= Beginning of Section =
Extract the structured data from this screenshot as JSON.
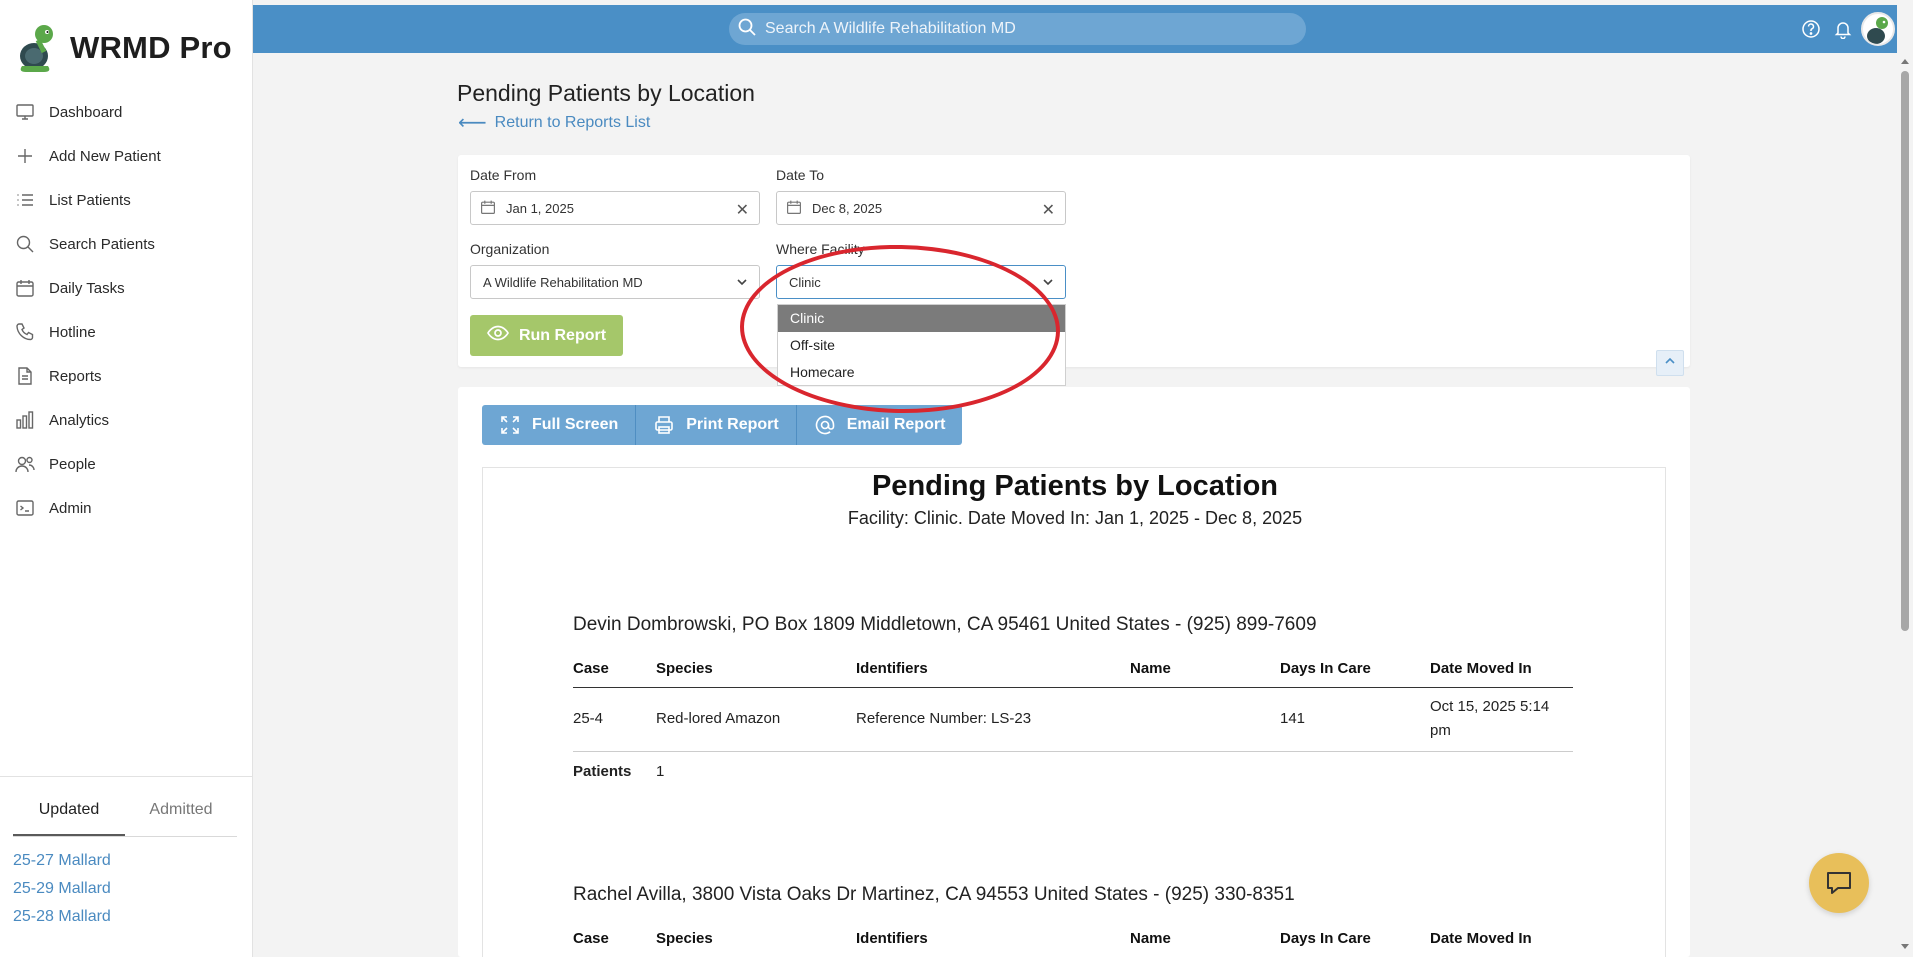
{
  "app": {
    "name": "WRMD Pro"
  },
  "search": {
    "placeholder": "Search A Wildlife Rehabilitation MD"
  },
  "sidebar": {
    "items": [
      {
        "label": "Dashboard",
        "icon": "monitor-icon"
      },
      {
        "label": "Add New Patient",
        "icon": "plus-icon"
      },
      {
        "label": "List Patients",
        "icon": "list-icon"
      },
      {
        "label": "Search Patients",
        "icon": "search-icon"
      },
      {
        "label": "Daily Tasks",
        "icon": "calendar-icon"
      },
      {
        "label": "Hotline",
        "icon": "phone-icon"
      },
      {
        "label": "Reports",
        "icon": "document-icon"
      },
      {
        "label": "Analytics",
        "icon": "bar-chart-icon"
      },
      {
        "label": "People",
        "icon": "people-icon"
      },
      {
        "label": "Admin",
        "icon": "terminal-icon"
      }
    ],
    "recent": {
      "tabs": [
        "Updated",
        "Admitted"
      ],
      "active_tab": "Updated",
      "links": [
        "25-27 Mallard",
        "25-29 Mallard",
        "25-28 Mallard"
      ]
    }
  },
  "page": {
    "title": "Pending Patients by Location",
    "back_link": "Return to Reports List"
  },
  "filters": {
    "date_from": {
      "label": "Date From",
      "value": "Jan 1, 2025"
    },
    "date_to": {
      "label": "Date To",
      "value": "Dec 8, 2025"
    },
    "organization": {
      "label": "Organization",
      "value": "A Wildlife Rehabilitation MD"
    },
    "facility": {
      "label": "Where Facility",
      "value": "Clinic",
      "options": [
        "Clinic",
        "Off-site",
        "Homecare"
      ],
      "highlighted": "Clinic"
    },
    "run_button": "Run Report"
  },
  "toolbar": {
    "full_screen": "Full Screen",
    "print": "Print Report",
    "email": "Email Report"
  },
  "report": {
    "title": "Pending Patients by Location",
    "subtitle": "Facility: Clinic. Date Moved In: Jan 1, 2025 - Dec 8, 2025",
    "columns": [
      "Case",
      "Species",
      "Identifiers",
      "Name",
      "Days In Care",
      "Date Moved In"
    ],
    "groups": [
      {
        "header": "Devin Dombrowski, PO Box 1809 Middletown, CA 95461 United States - (925) 899-7609",
        "rows": [
          {
            "case": "25-4",
            "species": "Red-lored Amazon",
            "identifiers": "Reference Number: LS-23",
            "name": "",
            "days": "141",
            "date_line1": "Oct 15, 2025 5:14",
            "date_line2": "pm"
          }
        ],
        "patients_label": "Patients",
        "patients_count": "1"
      },
      {
        "header": "Rachel Avilla, 3800 Vista Oaks Dr Martinez, CA 94553 United States - (925) 330-8351",
        "rows": []
      }
    ]
  },
  "colors": {
    "topbar": "#4a8fc6",
    "run_button": "#a5c76a",
    "toolbar_button": "#6ea6d3",
    "annotation": "#d9262e",
    "help_fab": "#e8bf5a"
  }
}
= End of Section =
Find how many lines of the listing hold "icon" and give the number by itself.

| Exercise solution |
10